**Provided material**
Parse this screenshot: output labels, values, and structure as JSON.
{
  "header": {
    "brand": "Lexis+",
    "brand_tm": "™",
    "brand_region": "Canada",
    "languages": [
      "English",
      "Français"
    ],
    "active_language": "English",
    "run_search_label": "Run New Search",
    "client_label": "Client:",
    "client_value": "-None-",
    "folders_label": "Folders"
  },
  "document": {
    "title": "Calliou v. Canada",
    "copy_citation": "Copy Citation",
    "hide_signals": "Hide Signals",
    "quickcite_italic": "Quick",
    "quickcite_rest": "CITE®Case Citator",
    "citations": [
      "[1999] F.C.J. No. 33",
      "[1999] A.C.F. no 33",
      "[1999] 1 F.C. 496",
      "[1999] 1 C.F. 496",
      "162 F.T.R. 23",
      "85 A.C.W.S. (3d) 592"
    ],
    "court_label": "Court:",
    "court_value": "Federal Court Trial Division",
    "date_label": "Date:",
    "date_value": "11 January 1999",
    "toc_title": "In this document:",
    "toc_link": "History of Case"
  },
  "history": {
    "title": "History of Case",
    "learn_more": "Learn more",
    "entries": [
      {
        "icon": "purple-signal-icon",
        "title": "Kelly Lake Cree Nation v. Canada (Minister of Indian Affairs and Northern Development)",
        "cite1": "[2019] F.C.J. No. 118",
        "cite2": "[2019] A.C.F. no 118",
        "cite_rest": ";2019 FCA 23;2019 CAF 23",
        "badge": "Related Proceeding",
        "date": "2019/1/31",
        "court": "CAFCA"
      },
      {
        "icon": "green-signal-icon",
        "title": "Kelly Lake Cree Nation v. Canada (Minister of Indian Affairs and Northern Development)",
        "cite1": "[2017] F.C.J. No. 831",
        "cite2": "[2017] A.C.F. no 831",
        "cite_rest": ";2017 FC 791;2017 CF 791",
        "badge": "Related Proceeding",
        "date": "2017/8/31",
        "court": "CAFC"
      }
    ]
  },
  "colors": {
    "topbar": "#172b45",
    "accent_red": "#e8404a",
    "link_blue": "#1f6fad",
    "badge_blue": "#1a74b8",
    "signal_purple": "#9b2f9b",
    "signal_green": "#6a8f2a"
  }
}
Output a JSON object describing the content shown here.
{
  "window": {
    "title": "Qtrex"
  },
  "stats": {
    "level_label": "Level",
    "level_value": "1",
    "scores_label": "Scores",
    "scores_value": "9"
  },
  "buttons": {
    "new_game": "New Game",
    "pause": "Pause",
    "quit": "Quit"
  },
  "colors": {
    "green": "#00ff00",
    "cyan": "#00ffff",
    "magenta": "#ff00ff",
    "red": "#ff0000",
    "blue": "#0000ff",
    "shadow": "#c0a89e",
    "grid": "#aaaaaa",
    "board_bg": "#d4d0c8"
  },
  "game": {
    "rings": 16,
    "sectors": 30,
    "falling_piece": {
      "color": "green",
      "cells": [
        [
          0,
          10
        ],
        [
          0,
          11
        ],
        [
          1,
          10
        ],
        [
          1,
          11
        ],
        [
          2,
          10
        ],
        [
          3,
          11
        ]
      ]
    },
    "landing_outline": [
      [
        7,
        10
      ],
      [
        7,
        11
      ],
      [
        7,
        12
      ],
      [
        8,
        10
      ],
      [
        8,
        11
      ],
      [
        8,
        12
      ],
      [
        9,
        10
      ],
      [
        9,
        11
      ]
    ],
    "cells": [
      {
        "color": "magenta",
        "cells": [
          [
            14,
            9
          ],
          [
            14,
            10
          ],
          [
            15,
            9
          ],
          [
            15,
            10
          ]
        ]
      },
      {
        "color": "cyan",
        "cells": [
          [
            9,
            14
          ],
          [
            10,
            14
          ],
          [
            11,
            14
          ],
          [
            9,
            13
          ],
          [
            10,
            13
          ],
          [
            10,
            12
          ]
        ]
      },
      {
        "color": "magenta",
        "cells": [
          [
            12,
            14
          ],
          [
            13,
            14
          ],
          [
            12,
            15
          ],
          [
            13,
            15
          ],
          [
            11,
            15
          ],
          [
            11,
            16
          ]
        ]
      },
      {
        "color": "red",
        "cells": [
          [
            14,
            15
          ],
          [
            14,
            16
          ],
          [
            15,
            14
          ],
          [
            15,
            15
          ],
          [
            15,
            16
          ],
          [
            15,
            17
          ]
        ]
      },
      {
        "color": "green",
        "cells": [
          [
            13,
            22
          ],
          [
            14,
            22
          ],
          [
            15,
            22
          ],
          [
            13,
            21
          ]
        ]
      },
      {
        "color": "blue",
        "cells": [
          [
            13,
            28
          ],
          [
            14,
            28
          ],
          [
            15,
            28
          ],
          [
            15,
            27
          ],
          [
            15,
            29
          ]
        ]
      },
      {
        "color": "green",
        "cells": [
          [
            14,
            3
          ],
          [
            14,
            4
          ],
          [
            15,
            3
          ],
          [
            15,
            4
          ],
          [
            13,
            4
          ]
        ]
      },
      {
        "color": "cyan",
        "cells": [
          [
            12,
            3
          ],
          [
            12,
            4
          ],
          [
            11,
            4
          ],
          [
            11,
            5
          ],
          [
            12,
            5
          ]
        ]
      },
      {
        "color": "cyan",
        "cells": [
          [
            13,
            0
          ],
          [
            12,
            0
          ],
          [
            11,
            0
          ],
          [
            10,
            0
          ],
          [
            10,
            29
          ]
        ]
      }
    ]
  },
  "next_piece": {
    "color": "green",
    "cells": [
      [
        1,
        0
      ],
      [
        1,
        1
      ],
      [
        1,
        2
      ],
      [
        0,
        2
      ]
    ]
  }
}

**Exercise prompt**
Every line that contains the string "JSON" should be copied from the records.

**Output for this exercise**
Parse this screenshot: output labels, values, and structure as JSON.
Output a JSON object describing the content shown here.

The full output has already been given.